>>>>

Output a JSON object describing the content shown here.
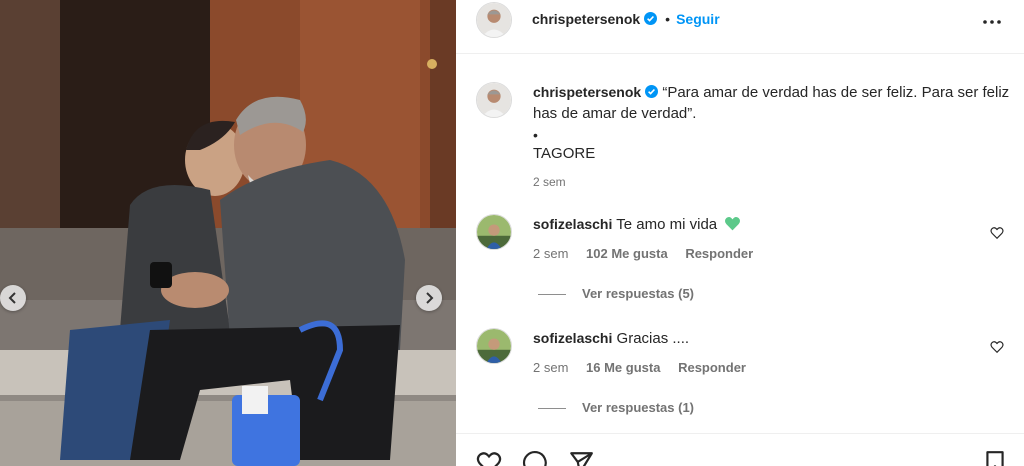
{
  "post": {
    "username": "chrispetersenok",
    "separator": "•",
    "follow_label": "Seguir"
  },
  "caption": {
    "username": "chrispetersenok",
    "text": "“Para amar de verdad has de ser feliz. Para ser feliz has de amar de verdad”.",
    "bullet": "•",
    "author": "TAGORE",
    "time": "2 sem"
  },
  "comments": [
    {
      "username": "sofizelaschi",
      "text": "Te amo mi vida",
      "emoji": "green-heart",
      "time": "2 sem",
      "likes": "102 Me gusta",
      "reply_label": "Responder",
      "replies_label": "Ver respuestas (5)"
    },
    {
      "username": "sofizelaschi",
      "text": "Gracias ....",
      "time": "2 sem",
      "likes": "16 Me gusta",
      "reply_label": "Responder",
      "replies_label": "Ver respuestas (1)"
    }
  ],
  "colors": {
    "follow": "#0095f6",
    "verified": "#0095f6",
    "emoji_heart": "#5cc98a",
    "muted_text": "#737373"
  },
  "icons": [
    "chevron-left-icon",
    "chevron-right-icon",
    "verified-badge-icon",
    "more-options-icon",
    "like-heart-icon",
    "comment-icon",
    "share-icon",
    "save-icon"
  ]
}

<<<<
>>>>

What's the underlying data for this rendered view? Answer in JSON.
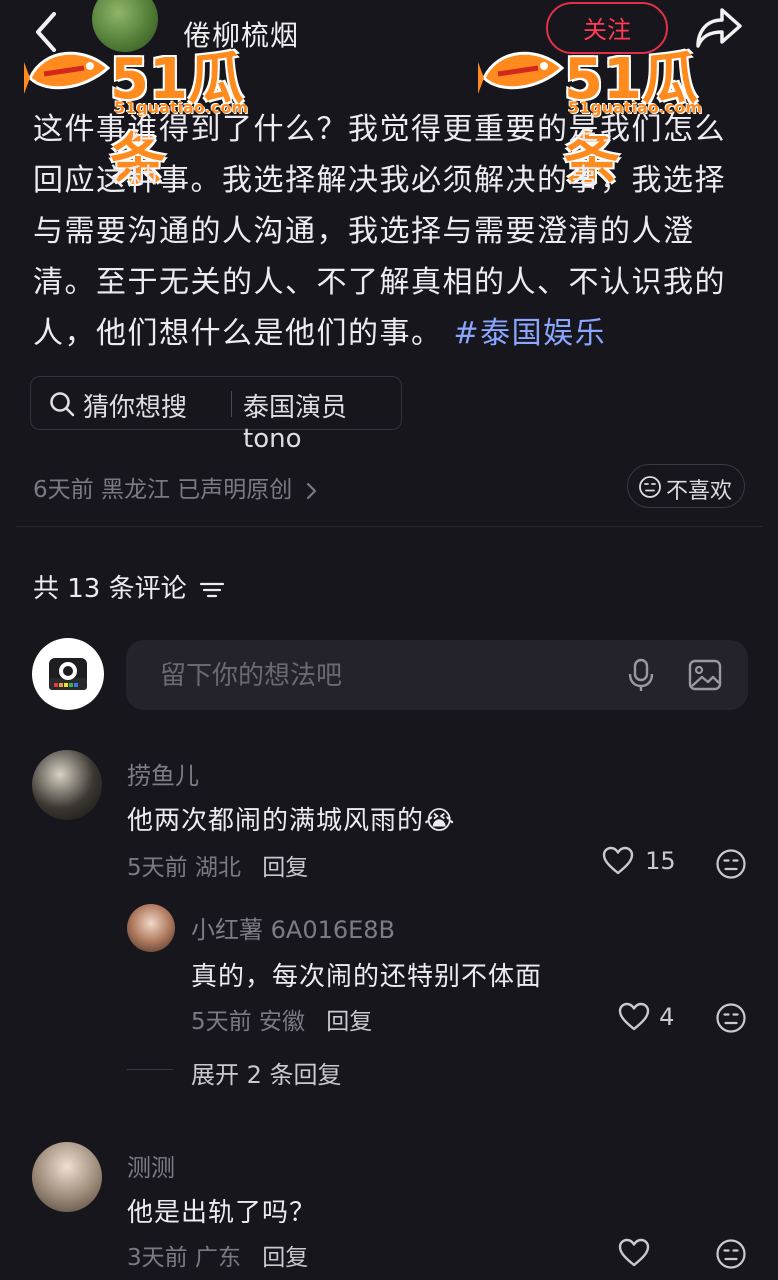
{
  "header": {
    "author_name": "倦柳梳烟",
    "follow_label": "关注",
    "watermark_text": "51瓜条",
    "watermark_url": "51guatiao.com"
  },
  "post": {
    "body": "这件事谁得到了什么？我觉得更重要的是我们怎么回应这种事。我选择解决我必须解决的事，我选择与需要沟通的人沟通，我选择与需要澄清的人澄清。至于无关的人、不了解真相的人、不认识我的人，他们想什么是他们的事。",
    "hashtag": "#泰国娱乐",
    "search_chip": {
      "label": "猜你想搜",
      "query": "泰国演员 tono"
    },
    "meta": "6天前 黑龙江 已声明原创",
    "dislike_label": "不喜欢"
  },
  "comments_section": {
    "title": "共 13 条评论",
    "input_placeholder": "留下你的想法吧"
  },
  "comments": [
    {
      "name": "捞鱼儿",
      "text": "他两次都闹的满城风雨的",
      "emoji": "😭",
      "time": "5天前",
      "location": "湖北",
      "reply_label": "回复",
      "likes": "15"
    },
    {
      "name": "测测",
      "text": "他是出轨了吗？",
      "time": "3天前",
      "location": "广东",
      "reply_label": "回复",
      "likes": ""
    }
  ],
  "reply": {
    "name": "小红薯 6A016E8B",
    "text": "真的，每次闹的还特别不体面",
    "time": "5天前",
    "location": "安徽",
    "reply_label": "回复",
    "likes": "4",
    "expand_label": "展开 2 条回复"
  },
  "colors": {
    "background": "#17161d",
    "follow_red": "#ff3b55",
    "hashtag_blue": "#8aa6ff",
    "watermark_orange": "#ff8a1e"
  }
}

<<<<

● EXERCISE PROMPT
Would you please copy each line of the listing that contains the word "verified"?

● TASK ANSWER
    "verified": "#0095f6",
    "verified-badge-icon",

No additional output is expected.